### What the task asks
Within the records below, find each line with the word "icon" and copy it out.

### Task inputs

-------------------------

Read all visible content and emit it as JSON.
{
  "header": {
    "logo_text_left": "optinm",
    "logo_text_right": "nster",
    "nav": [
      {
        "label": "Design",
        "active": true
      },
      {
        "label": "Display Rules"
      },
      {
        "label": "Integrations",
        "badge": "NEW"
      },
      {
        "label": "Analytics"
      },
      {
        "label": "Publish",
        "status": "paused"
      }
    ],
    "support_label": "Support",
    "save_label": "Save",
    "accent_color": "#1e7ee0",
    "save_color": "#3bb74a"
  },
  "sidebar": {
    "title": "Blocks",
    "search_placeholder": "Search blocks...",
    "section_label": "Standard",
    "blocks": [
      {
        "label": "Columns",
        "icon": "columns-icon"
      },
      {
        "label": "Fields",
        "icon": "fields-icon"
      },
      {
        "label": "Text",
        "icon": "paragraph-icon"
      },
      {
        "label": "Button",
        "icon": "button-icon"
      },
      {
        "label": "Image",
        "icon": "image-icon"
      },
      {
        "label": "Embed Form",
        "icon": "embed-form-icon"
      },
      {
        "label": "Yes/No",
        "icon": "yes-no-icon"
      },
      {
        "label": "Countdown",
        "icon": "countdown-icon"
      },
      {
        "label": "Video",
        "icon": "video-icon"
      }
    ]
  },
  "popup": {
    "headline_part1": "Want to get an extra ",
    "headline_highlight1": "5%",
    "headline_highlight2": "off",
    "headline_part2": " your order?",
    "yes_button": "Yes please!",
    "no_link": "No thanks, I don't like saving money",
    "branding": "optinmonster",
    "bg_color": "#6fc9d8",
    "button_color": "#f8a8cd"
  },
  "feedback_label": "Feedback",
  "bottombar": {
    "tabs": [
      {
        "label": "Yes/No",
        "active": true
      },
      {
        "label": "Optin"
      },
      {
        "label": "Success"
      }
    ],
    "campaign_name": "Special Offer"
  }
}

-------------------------

### Answer to the exercise
        "icon": "columns-icon"
        "icon": "fields-icon"
        "icon": "paragraph-icon"
        "icon": "button-icon"
        "icon": "image-icon"
        "icon": "embed-form-icon"
        "icon": "yes-no-icon"
        "icon": "countdown-icon"
        "icon": "video-icon"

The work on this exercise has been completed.